→ TASK DATA
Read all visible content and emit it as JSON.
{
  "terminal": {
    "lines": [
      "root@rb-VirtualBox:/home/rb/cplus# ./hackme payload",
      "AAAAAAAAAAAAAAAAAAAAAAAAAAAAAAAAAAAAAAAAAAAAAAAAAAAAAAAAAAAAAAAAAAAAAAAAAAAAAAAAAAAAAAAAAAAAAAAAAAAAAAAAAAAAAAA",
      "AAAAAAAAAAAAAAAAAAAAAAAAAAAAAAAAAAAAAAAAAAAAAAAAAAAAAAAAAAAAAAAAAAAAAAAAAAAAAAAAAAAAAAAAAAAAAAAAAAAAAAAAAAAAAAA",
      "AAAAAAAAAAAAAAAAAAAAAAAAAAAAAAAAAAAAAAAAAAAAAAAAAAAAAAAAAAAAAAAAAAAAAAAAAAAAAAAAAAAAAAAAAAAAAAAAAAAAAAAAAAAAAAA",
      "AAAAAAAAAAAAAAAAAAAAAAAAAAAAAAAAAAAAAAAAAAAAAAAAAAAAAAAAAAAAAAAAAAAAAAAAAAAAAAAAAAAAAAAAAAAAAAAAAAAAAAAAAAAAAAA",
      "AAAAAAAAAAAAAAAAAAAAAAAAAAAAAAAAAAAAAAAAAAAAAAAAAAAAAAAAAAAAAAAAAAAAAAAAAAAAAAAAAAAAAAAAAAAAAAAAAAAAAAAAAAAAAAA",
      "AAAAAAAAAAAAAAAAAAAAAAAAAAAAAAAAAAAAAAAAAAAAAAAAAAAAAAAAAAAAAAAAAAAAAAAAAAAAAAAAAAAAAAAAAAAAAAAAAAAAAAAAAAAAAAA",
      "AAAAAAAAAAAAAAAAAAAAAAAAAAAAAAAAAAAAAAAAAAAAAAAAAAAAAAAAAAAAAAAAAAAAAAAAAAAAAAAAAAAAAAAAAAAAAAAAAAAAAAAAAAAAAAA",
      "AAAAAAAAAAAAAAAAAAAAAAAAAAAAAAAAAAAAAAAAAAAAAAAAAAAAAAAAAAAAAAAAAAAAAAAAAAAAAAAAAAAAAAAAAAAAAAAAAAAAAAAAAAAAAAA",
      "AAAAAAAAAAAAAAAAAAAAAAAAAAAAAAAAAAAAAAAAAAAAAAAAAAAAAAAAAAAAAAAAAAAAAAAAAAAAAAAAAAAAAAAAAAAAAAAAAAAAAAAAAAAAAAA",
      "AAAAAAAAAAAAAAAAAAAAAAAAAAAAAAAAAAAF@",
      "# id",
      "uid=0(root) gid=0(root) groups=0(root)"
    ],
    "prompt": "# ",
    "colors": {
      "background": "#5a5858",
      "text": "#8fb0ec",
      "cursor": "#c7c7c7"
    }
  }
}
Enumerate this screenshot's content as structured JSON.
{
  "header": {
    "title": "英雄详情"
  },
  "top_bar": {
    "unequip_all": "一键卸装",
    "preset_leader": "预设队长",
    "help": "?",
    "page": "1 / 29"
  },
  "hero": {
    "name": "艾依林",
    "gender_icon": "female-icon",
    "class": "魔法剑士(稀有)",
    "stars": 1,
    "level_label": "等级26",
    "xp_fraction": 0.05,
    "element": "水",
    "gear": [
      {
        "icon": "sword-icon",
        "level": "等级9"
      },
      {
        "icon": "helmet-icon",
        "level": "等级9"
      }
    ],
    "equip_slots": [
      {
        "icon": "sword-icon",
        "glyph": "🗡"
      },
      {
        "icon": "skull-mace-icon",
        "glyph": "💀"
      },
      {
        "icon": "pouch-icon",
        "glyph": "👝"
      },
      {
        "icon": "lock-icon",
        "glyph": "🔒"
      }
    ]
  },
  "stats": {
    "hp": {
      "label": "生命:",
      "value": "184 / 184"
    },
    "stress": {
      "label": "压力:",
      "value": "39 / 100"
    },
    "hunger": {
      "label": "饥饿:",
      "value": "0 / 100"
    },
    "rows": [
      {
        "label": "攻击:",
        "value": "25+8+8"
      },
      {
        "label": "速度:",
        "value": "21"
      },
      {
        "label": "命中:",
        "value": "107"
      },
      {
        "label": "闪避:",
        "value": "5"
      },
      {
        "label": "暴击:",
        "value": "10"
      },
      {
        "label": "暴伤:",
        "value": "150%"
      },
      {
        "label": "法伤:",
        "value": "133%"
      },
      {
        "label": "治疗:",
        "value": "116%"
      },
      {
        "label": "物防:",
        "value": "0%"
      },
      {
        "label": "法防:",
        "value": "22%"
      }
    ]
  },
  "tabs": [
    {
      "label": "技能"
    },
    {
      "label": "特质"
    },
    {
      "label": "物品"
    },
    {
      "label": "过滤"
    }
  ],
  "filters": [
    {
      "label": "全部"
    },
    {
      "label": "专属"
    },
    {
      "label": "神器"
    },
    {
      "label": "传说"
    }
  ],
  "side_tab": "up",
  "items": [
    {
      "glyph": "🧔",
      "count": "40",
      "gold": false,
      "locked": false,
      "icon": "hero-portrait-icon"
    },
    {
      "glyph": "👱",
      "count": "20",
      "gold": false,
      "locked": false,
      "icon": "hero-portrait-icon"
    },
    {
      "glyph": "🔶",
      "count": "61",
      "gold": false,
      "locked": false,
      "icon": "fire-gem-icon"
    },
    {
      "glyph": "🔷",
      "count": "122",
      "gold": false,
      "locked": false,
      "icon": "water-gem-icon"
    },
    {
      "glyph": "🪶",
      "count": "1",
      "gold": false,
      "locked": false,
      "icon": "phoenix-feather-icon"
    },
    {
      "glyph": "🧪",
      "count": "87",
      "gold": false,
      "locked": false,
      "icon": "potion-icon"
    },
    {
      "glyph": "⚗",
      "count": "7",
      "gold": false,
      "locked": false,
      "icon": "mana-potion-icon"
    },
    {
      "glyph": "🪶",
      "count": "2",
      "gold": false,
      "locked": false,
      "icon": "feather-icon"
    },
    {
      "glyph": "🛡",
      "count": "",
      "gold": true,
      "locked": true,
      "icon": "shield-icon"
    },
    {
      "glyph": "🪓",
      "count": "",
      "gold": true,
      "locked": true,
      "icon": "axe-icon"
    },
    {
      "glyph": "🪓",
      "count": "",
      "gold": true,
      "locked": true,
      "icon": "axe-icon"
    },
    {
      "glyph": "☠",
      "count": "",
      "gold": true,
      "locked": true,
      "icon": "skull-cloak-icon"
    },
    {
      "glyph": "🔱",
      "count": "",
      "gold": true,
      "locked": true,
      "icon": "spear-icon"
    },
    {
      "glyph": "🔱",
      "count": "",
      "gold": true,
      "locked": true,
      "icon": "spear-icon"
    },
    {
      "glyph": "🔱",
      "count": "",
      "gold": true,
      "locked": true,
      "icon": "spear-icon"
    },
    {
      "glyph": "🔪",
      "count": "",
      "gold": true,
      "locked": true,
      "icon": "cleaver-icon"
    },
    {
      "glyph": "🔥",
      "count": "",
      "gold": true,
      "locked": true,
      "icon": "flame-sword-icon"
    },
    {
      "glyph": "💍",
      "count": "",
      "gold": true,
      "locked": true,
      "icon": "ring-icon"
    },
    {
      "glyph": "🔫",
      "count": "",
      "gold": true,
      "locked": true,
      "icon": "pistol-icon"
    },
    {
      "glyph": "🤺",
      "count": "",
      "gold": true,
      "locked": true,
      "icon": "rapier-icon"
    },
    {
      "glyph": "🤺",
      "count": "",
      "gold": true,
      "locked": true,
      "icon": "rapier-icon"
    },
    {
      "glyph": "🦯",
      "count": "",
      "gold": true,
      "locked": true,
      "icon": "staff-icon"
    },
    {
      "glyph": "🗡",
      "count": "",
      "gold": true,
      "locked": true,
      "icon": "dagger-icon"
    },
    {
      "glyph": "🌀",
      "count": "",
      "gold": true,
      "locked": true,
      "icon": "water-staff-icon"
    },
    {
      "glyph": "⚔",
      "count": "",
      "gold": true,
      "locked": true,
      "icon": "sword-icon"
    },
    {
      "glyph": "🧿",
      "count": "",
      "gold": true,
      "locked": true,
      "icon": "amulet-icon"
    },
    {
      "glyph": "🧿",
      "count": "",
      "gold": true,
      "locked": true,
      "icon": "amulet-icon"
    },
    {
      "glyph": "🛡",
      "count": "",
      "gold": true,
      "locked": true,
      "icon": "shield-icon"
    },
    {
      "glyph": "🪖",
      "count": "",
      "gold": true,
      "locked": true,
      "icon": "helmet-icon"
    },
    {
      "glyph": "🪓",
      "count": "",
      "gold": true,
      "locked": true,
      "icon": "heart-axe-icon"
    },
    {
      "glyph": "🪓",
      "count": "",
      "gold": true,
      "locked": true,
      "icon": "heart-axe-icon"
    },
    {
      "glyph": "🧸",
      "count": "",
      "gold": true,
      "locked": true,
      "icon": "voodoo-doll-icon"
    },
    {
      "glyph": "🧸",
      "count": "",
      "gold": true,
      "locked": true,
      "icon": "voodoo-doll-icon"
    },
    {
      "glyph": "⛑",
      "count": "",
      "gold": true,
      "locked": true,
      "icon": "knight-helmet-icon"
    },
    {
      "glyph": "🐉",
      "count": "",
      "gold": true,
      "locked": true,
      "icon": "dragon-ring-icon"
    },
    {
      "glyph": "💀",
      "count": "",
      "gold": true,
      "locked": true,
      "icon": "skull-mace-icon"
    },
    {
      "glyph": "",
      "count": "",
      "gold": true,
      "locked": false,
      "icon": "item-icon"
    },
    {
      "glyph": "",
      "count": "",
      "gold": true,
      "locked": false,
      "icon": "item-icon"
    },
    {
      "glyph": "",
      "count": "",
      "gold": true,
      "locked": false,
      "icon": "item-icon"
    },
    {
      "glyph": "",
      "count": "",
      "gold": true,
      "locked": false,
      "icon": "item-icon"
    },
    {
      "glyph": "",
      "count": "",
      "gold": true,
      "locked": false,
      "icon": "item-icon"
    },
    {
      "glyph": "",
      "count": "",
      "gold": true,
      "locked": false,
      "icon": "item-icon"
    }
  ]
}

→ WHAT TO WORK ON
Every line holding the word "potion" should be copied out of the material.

→ EXERCISE ANSWER
      "icon": "potion-icon"
      "icon": "mana-potion-icon"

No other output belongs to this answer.